**Task goal**
Show every line of the data that contains the string "description".

(Source records)
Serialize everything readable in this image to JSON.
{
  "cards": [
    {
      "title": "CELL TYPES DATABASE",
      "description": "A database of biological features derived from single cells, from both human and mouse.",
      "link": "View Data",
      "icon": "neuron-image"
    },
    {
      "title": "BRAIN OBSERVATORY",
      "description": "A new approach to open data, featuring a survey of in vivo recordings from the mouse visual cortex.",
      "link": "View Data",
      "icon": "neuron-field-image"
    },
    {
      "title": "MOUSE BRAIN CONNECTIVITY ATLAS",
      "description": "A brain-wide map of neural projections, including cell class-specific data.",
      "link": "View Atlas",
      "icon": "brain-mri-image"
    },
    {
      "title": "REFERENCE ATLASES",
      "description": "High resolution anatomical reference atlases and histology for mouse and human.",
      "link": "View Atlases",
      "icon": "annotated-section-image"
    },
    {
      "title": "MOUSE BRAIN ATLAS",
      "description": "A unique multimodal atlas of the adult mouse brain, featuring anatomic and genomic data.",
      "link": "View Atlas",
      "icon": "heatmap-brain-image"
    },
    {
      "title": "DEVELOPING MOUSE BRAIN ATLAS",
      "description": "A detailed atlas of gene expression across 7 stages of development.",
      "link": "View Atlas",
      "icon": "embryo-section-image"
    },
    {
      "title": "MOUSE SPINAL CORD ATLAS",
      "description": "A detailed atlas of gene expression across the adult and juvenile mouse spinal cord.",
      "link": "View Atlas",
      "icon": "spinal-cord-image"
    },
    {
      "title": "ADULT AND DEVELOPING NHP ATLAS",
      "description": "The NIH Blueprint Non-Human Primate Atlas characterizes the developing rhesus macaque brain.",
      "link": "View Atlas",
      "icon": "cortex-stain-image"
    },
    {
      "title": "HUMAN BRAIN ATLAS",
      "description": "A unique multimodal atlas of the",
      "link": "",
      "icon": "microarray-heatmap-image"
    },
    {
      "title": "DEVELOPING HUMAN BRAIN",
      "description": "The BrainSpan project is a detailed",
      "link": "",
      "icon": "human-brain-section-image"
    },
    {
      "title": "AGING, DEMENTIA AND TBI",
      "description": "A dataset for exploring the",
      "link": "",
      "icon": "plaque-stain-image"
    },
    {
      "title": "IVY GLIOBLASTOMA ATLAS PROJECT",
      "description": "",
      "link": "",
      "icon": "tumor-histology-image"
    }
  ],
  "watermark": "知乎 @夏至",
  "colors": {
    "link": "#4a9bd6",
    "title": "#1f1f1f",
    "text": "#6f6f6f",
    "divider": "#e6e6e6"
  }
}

**Answer for the task**
      "description": "A database of biological features derived from single cells, from both human and mouse.",
      "description": "A new approach to open data, featuring a survey of in vivo recordings from the mouse visual cortex.",
      "description": "A brain-wide map of neural projections, including cell class-specific data.",
      "description": "High resolution anatomical reference atlases and histology for mouse and human.",
      "description": "A unique multimodal atlas of the adult mouse brain, featuring anatomic and genomic data.",
      "description": "A detailed atlas of gene expression across 7 stages of development.",
      "description": "A detailed atlas of gene expression across the adult and juvenile mouse spinal cord.",
      "description": "The NIH Blueprint Non-Human Primate Atlas characterizes the developing rhesus macaque brain.",
      "description": "A unique multimodal atlas of the",
      "description": "The BrainSpan project is a detailed",
      "description": "A dataset for exploring the",
      "description": "",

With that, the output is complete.